Anti-capitalist ‘comedian’ Russell Brand has been named the world’s fourth most important thinker by readers of Prospect Magazine, beating Indian writer and activist Arundhati Roy, author of The God of Small Things and UK Philosopher John Gray in a list dominated by left wingers, the Telegraph reports.
Brand, who has appeared on Newsnight and Question Time, was said by the magazine to be “the spiritual leader of Britain’s disaffected anti-capitalist youth”, adding: “Dismissed by his opponents as a clownish opportunist, he is nevertheless the most charismatic figure on Britain’s populist left.”
In 2013 during an interview with Jeremy Paxman, millionaire Brand encouraged the British electorate not to vote and endorsed a system based on ‘massive redistribution of wealth’.
His views were rounded on from across the political spectrum, with people criticising his call for disenfranchising young voters when they are already suffering because of their apathy, particularly with the scramble for political parties to win the support of older people, who do vote.
In an interview for New Humanist magazine, film maker Adam Curtis questioned Brand’s thinking, asking: “Who benefits from that? The unelected powerful, because you’re emotionally and psychologically disempowering politicians. The only power politicians have is the collective confidence we have in them. The most radical thing is to recapture the idea you can change the world.”

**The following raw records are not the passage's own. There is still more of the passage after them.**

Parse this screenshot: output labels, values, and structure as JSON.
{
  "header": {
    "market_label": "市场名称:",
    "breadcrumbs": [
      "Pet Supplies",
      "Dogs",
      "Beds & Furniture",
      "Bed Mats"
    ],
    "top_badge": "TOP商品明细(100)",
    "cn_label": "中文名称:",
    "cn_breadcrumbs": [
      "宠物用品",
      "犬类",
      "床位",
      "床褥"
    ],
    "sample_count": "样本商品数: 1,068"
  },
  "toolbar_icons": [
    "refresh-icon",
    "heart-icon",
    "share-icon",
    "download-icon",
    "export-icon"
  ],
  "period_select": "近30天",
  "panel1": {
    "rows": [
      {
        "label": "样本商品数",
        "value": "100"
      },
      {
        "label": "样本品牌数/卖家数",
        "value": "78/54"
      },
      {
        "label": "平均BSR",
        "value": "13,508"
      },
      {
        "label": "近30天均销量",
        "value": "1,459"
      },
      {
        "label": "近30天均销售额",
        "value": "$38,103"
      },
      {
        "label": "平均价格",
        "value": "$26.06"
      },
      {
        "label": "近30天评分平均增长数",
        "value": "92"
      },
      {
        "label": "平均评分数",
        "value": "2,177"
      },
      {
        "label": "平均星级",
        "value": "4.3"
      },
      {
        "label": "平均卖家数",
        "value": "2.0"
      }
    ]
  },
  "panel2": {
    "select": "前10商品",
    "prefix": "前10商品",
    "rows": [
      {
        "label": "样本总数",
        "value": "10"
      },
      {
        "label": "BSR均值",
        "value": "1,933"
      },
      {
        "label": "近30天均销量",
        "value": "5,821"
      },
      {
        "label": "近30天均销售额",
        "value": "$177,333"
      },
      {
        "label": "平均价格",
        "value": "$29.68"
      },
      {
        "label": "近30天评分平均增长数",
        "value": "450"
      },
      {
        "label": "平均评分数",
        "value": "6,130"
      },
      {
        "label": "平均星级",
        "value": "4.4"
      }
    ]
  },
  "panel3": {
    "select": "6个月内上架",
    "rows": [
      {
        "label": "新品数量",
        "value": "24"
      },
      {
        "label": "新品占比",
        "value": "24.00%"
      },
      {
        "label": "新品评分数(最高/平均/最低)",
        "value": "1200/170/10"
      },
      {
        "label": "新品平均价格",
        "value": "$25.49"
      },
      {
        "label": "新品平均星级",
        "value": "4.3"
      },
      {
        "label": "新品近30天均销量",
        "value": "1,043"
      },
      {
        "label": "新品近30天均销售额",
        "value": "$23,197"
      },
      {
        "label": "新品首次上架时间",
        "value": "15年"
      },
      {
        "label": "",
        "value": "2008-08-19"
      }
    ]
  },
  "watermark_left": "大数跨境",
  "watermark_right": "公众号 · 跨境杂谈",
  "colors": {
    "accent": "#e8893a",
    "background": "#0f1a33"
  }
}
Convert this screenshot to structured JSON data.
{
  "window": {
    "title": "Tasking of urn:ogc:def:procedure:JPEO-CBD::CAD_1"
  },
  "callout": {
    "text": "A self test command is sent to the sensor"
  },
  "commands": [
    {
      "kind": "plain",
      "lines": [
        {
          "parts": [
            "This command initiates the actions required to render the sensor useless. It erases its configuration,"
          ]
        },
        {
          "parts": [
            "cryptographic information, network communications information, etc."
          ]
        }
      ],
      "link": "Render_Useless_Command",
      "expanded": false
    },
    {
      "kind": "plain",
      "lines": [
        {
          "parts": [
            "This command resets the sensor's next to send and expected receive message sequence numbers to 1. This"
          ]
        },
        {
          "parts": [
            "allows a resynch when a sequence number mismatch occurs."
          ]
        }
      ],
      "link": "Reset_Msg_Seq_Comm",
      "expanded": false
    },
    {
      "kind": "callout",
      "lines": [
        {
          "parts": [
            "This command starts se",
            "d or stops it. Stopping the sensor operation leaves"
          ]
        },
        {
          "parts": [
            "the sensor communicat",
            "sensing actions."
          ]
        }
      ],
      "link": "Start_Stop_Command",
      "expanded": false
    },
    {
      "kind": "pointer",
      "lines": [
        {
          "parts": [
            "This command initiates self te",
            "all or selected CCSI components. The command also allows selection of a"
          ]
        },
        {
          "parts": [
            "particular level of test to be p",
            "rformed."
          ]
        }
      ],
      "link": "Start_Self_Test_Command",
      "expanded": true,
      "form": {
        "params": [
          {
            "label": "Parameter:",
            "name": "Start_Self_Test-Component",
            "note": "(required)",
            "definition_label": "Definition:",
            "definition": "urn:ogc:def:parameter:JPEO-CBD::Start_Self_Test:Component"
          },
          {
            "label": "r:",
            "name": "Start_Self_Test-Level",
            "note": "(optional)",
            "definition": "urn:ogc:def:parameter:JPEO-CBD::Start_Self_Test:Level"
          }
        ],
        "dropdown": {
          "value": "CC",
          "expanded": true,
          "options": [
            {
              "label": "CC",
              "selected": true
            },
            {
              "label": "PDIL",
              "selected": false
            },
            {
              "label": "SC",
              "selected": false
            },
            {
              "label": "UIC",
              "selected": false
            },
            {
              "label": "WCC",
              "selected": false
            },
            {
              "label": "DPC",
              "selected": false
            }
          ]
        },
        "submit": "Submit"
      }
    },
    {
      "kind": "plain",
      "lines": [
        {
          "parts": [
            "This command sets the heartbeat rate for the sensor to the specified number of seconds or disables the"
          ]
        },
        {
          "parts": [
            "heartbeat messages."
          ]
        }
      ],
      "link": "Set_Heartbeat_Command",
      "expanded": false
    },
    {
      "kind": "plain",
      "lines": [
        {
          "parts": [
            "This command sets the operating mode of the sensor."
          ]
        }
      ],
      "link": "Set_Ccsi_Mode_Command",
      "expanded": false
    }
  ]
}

Brand was also left embarrassed after participating in a protest against rents in East London where he was questioned by Channel 4 over the value of the house he rents and had to be rescued by a member of the protest to divert attention away from what the presenter called ‘him being part of the problem’.

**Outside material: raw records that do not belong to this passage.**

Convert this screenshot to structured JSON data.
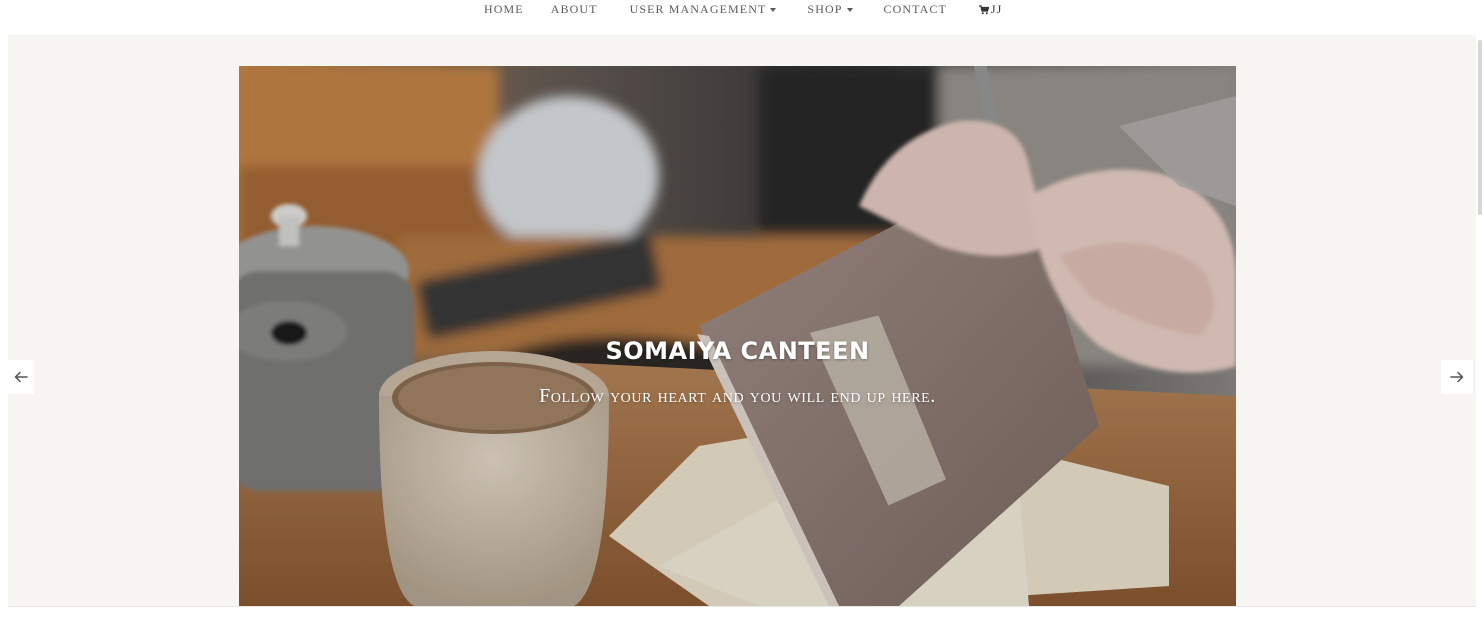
{
  "nav": {
    "home": "Home",
    "about": "About",
    "user_management": "User Management",
    "shop": "Shop",
    "contact": "Contact",
    "cart_label": "JJ"
  },
  "hero": {
    "title": "SOMAIYA CANTEEN",
    "subtitle": "Follow your heart and you will end up here.",
    "prev_icon": "arrow-left-icon",
    "next_icon": "arrow-right-icon"
  },
  "colors": {
    "nav_text": "#5a5a5a",
    "hero_background": "#f6f5f1",
    "caption_text": "#ffffff"
  }
}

He has also published a book called Revolution, which was slammed by John Lydon – aka Johnny Rotten of the Sex Pistols – in an interview with Polly Toynbee of the Guardian. He said that Brand’s suggestion that people should abstain from voting was “the most idiotic thing I’ve ever heard”.
In a November 2014 YouGov poll, involving a selection of celebrities, Brand was chosen as the one with the most negative influences on political debate (46%). The poll also found that 60% of poll participants disliked him and 28% liked him.

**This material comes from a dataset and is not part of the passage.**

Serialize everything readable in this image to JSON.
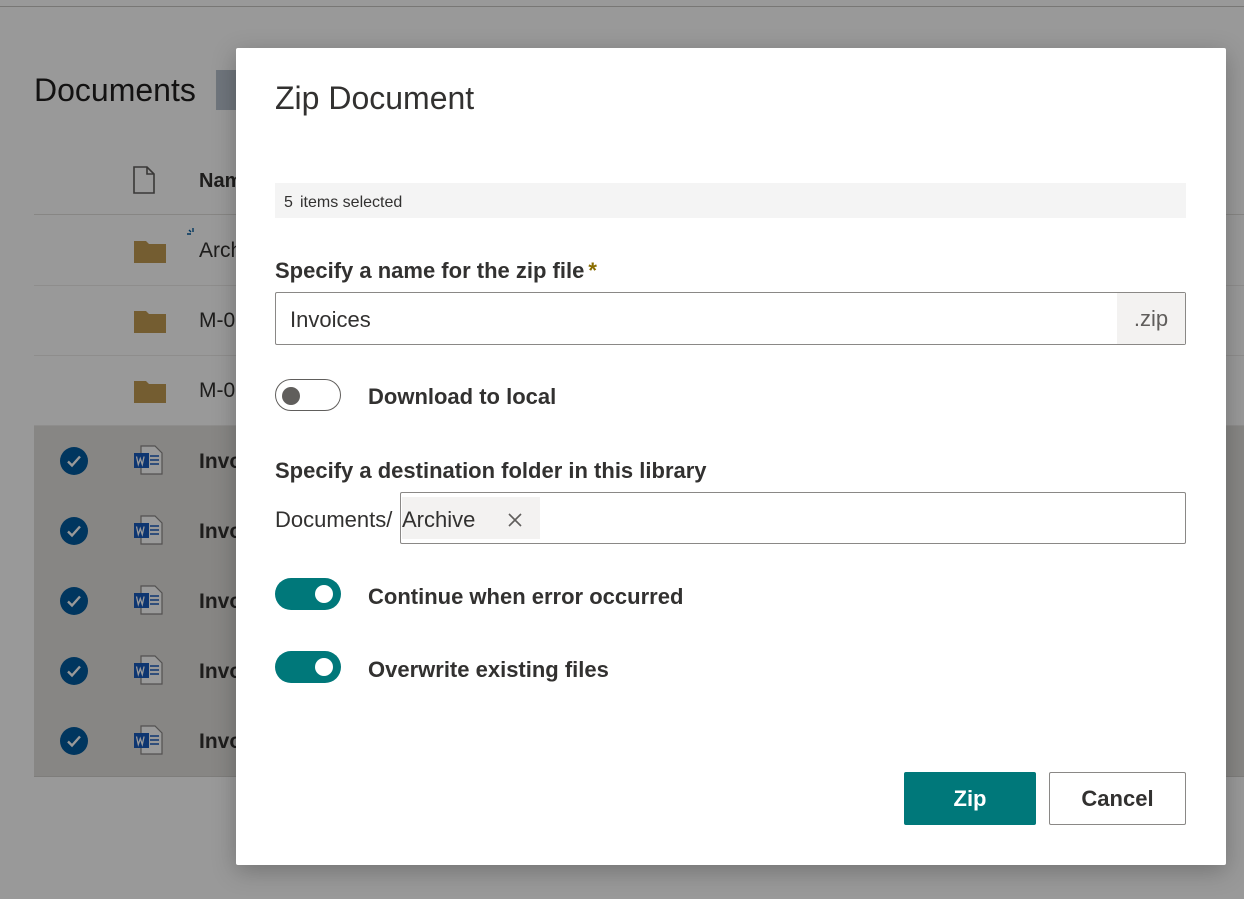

During a stunt outside the offices of RBS to complain about the company’s payment structure and employment incentives, Brand incurred the anger of a member of staff who said the bouffanted leftie was using “manipulative media bullshit” to attack capitalism when all door banging and catcalling really was “is that you don’t have an appointment.”
Topping the list was French economist Thomas Piketty whose book, Capital in the Twenty-First Century, claims that capitalism and the rate of return with respect to economic growth will only cause wealth inequality to increase in the future.
Prospect said it was “striking” that several of its top 10 ‘thinkers’ were “broadly speaking on the political left” including radical left winger Yanis Varoufakis, the Greek Finance Minister and former economic advisor of the country’s first socialist Prime Minister George Papandreou.
Prospect magazine’s full top 10 world thinkers:
1. Thomas Piketty, French economist.
2. Yanis Varoufakis, Greek finance minister.
3. Naomi Klein, US author.
4. Russell Brand, UK comedian and campaigner.
5. Paul Krugman, US economist.
6. Arundhati Roy, Indian writer and activist.
7. Jurgen Habermas, German philosopher.
8. Daniel Kahneman, US-Israeli psychologist.
9. John Gray, UK philosopher.
10. Atul Gawande, US surgeon and writer.